Celebrating the Diversity and Holiness of Agriculture

Celebrating the Diversity and Holiness of Agriculture

The natural world is full of wonder. Built into the design of creation is mystery and wonder and a reliance on the Creator to keep it all going. Several weeks ago I found myself walking on a mile-long lava flow in Eastern Oregon. I sat on top of a chunk of obsidian, lava so superheated it turned to glass. Looking out over the flow and the dormant volcanoes beyond, I spotted a lone pine tree rooted onto a piece of lava rock in what looked like a soilless, waterless environment. I sat in wonder staring at this lone pine tree thriving on what little it had around it. I feel the same wonder when I look over farms across the world and around this country, even though I studied agriculture and all the science behind it. 

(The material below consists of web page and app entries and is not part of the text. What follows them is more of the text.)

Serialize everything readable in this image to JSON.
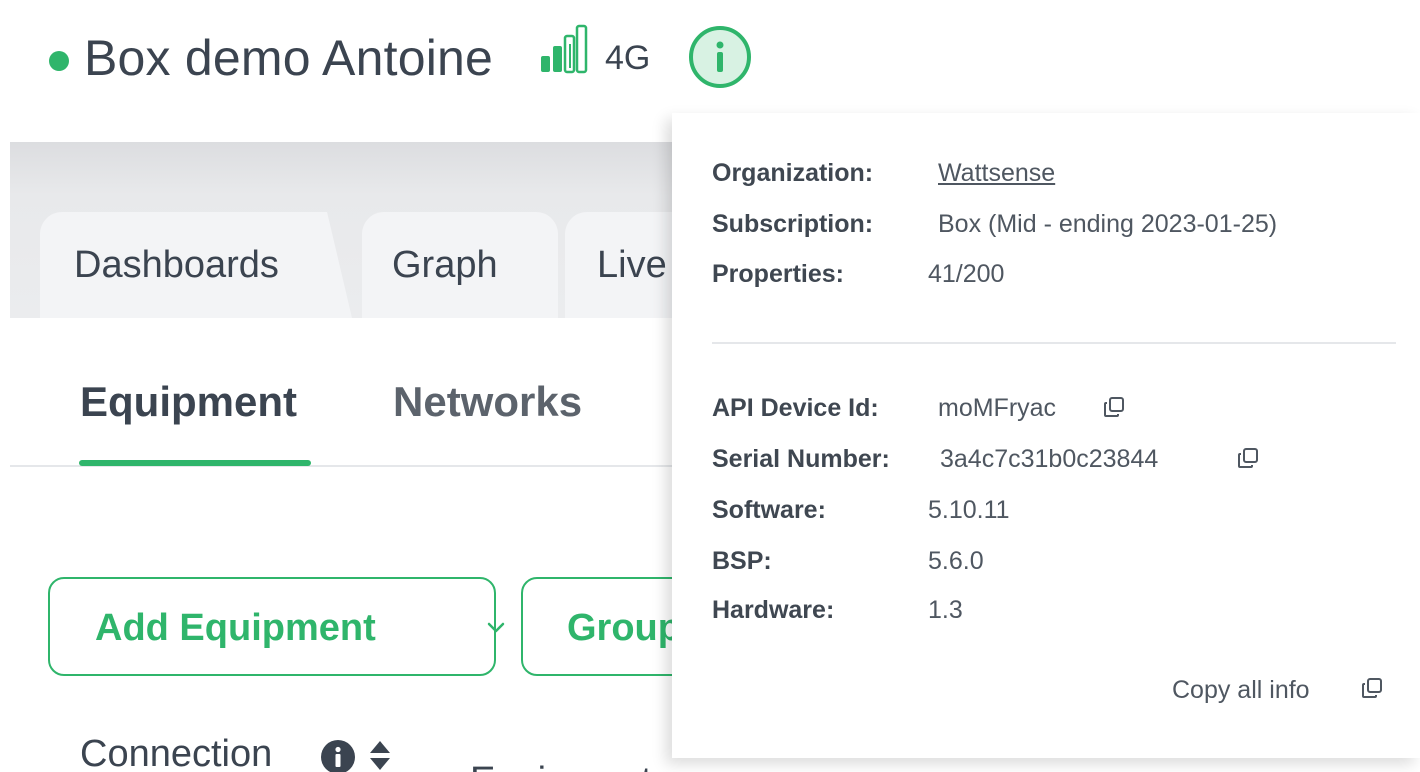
{
  "header": {
    "device_name": "Box demo Antoine",
    "network_type": "4G",
    "status_color": "#2fb56b"
  },
  "tabs": [
    {
      "label": "Dashboards"
    },
    {
      "label": "Graph"
    },
    {
      "label": "Live"
    }
  ],
  "subtabs": [
    {
      "label": "Equipment",
      "active": true
    },
    {
      "label": "Networks",
      "active": false
    }
  ],
  "actions": {
    "add_equipment": "Add Equipment",
    "group": "Group"
  },
  "table": {
    "connection_header": "Connection",
    "next_header_peek": "Equipment"
  },
  "info_popover": {
    "organization_label": "Organization:",
    "organization_value": "Wattsense",
    "subscription_label": "Subscription:",
    "subscription_value": "Box (Mid - ending 2023-01-25)",
    "properties_label": "Properties:",
    "properties_value": "41/200",
    "api_device_id_label": "API Device Id:",
    "api_device_id_value": "moMFryac",
    "serial_number_label": "Serial Number:",
    "serial_number_value": "3a4c7c31b0c23844",
    "software_label": "Software:",
    "software_value": "5.10.11",
    "bsp_label": "BSP:",
    "bsp_value": "5.6.0",
    "hardware_label": "Hardware:",
    "hardware_value": "1.3",
    "copy_all_label": "Copy all info"
  },
  "colors": {
    "accent": "#2fb56b",
    "text": "#3b4450",
    "tab_bg": "#f3f4f6"
  }
}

For as much as we can control where we place the inputs that we put on the plants or in the soil, we cannot command plants to grow, we cannot command snow to fall or rain to come down on our land. We are at the mercy of Creation. I think this may be why our first occupation was farming. Farming, working the soil, being stewards of productive earth brought us close to the Creator, brought us into a dependent relationship with the Creator of all things. Even now, despite all we have divined to decrease the risk of farming, farmers around the world continue to be the stewards of productive earth, continue to take risks on behalf of each of us who rely on the provision of daily bread. I am thankful for farmers, big and small, who grow the food that we eat. In my work I have the joy of meeting a diverse range of people. People who are passionate about the food they eat: meat and potatoes people, organic vegetable lovers, and everyone in between.

The beauty of it is, no matter what your food preference, we ALL rely on farmers and at some point all farmers rely on the Creator. From my vantage point, it is one beautifully, wondrously designed system of dependence that, if we look around, leaves us in awe and with the responsibility to steward the land and the resources, finite in their quantity, and the faith to plant year after year.

We must, at all costs, preserve the dignity of farmers. We rely on them for our very subsistence, and should remember to thank them. In times of drought, we should thank them even more: “Thanks for taking the risk to raise your family on the food production that raises mine.” There are a lot of occupations we could live without, but not this one.  There is a reason that humankind’s first job was farming. 

Have you thanked a farmer today?

By Angela Boss, FRB’s Associate Director of Program Development

08/23/2012 | Comments: 1 | Add Comment